But the ones we saw on Sunday were quite different to the ones from "The Gib". Those Mittagong plants were growing out in the open, amongst native Poa grasses and rock ferns, on the extremely hard trachyte rock "rock shelves" for which that site is famous.
By contrast, the "Little Dumpies" we found at Bungonia were growing in moist sandy soils and leaf litter, under the dense shrubbery of the Sticky Daisy Bush Olearia viscidula. And these "Little Dumpies" were decidedly red, not green like the plants on Mt Gibraltar. There were only about 8 flowers open when we saw them, but there were hundreds of plant rosettes there, spread over several square metres area.
This species has a very abrupt ending to the "hood". As PlantNET says: "Dorsal sepal long-acuminate, decurved near the apex. Petal margins decurved. Lateral sepals tightly embracing the galea". That means you have a very blunt nose on the "hood". Contrast that with the long pointed dorsal sepal on Diplodium laxum, from yesterday's posting.
A classic "Little Dumpy" - Diplodium truncatum
but it is a "red" form.
All the plants we saw at Bungonia were of this colour form.
|Diplodium truncatum - a "Little Dumpy"|
The Labellum is visible inside the flower.
I asked Kirsten to hold the head of the flower up,
so I could show the labellum.
|Diplodium truncatum - flower lifted up and back, to reveal the labellum|
Another "profile" shot.
A classic "Little Dumpy"
note the short stem.
There is merely 1 cm
between the rosette and the base of the flower.
|Note the short stem on this particular "Little Dumpy" Greenhood.|
Here are several rosette images.

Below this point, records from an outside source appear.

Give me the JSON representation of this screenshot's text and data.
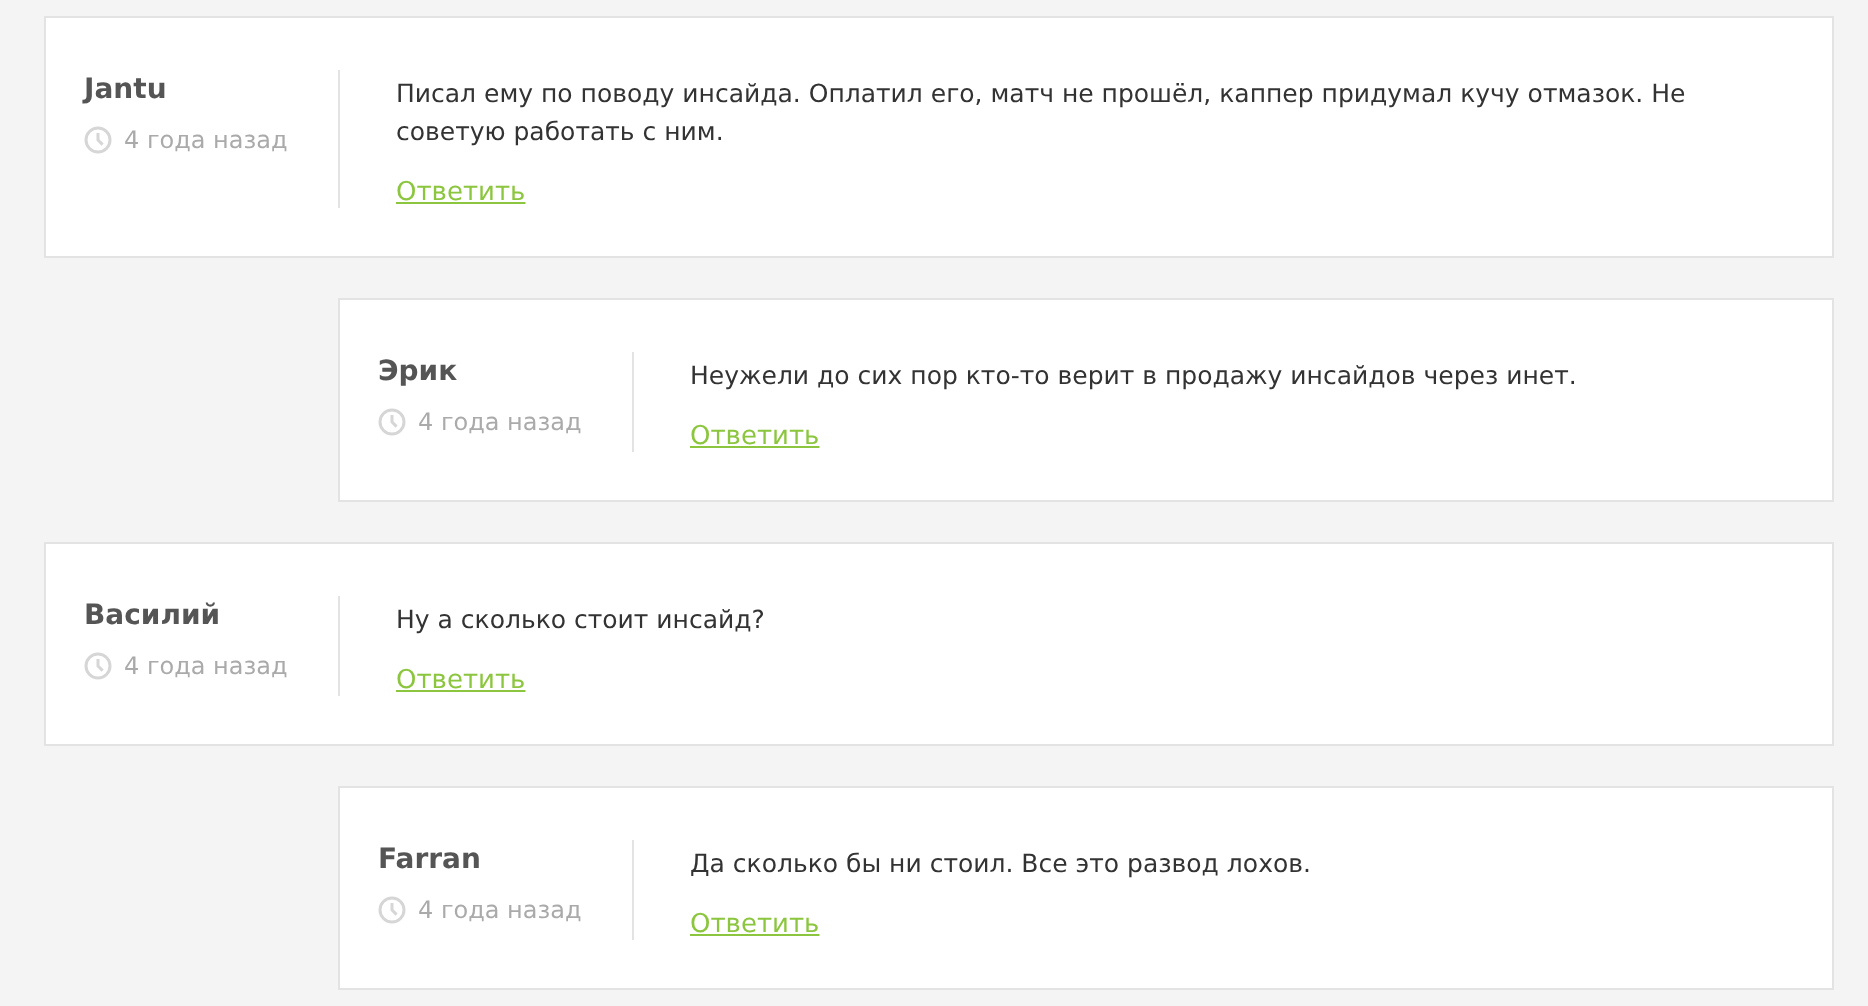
{
  "comments": [
    {
      "author": "Jantu",
      "time": "4 года назад",
      "text": "Писал ему по поводу инсайда. Оплатил его, матч не прошёл, каппер придумал кучу отмазок. Не советую работать с ним.",
      "reply_link": "Ответить",
      "children": [
        {
          "author": "Эрик",
          "time": "4 года назад",
          "text": "Неужели до сих пор кто-то верит в продажу инсайдов через инет.",
          "reply_link": "Ответить"
        }
      ]
    },
    {
      "author": "Василий",
      "time": "4 года назад",
      "text": "Ну а сколько стоит инсайд?",
      "reply_link": "Ответить",
      "children": [
        {
          "author": "Farran",
          "time": "4 года назад",
          "text": "Да сколько бы ни стоил. Все это развод лохов.",
          "reply_link": "Ответить"
        }
      ]
    }
  ]
}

|Diplodium truncatum - flower and many leaf rosettes|
and a rosette cluster - without any flowers
|Leaf rosettes of Diplodium truncatum|